For this episode, I interviewed Dr Sue Knight, Adjunct Lecturer at the School of Education, University of South Australia and the former co-editor of Critical and Creative Thinking: The Australasian Journal of Philosophy in Education. You’ll also be able to read more about the interview and the methodology at the Swift blog over at Randi.org, later this month:
As a resource writer, high school and now university-level teacher, I owe a lot to the Philosophy for Children methodology – known as “P4C”). What makes my experience particularly interesting is that P4C hails from the USA and I am an Australian – it is more popular overseas, than in its place of origin.

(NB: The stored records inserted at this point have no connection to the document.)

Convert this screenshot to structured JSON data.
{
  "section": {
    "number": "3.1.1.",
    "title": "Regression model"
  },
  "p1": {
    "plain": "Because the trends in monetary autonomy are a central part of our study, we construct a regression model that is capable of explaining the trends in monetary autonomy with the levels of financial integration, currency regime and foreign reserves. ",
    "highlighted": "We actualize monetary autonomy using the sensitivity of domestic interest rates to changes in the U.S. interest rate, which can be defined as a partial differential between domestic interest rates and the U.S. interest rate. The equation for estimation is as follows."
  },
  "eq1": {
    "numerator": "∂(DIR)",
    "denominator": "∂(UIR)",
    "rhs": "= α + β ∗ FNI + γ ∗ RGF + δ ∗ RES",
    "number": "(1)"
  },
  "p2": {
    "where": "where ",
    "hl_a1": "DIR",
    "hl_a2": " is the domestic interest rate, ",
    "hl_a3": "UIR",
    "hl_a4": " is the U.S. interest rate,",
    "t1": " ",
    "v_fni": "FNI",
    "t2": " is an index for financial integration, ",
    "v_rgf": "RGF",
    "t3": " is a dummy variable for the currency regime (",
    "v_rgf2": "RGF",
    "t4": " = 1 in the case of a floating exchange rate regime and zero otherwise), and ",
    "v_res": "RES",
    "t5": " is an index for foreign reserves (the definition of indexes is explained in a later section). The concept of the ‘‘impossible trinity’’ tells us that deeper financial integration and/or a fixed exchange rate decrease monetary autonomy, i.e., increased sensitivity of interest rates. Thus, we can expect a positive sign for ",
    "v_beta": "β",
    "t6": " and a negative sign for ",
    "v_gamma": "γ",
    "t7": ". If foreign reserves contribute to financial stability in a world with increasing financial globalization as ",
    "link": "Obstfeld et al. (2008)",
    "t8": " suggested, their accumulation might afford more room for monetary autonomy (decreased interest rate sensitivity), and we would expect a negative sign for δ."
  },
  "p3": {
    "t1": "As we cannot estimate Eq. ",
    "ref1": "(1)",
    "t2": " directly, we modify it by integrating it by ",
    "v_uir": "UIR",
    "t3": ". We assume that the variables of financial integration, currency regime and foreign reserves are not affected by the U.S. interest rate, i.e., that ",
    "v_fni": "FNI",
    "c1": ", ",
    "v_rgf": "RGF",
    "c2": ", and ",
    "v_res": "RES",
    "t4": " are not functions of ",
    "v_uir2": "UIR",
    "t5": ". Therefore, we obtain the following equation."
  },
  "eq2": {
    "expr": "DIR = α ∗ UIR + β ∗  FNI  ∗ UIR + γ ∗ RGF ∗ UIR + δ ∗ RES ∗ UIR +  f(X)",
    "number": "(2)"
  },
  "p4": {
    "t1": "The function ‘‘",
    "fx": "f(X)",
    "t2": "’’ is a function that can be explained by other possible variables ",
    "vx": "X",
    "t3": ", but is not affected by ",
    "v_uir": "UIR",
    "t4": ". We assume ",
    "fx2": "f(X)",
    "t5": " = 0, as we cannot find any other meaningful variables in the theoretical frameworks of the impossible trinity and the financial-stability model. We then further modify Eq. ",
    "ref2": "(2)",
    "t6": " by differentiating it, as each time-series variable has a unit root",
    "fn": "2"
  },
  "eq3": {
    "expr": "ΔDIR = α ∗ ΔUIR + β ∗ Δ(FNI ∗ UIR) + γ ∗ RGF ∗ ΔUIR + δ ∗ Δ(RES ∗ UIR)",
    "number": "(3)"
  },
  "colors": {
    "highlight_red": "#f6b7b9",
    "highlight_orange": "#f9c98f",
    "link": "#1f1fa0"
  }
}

The P4C method draws primarily from the pragmatist tradition – Pierce, James, Mead and especially Dewey. The Community for Inquiry (aka CoI) includes Vygotsky’s theory of the internalization of social behavior and, naturally, draws upon the Socratic method with its community approach, with pupils sharing their views on questions drawn from stimulus materials.
Since 2004, I have worked with other P4C teachers with providing workshops, attending lectures nationally with the Australasian Federation for Philosophy for Children, writing resources and teaching the method to students at secondary and tertiary level. It’s a methodology that garners a lot of interest, and yet faces many of the challenges that a lot of good programs and initiatives do when it comes to promoting and sustaining their existence.
Dr Sue Knight’s research interests include the development of justificatory reasoning skills and embedding philosophy in school curricula across the year levels, and she has published extensively in these areas. Dr Knight drafted the SA Years 11 and 12 Philosophy curriculum and remains actively involved with the South Australian Association of Philosophy for Children. In 2010 she served as chief evaluator of the NSW Ethics Course Trial, and is curriculum writer for Primary Ethics, the organisation delivering Ethics classes as an alternative to Scripture in NSW public schools. She recently presented at the Young Minds conference, in Sydney, on teaching ethics to young people.
In addition, and I think I forgot to mention this earlier – I was interviewed on the Pod Delusion podcast! Crowd-sourcing material for their award-winning show is their game, and I quickly got in touch with Jonny Scaramanga to talk about The Scope of Skepticism book. Here’s the interview, for episode #148!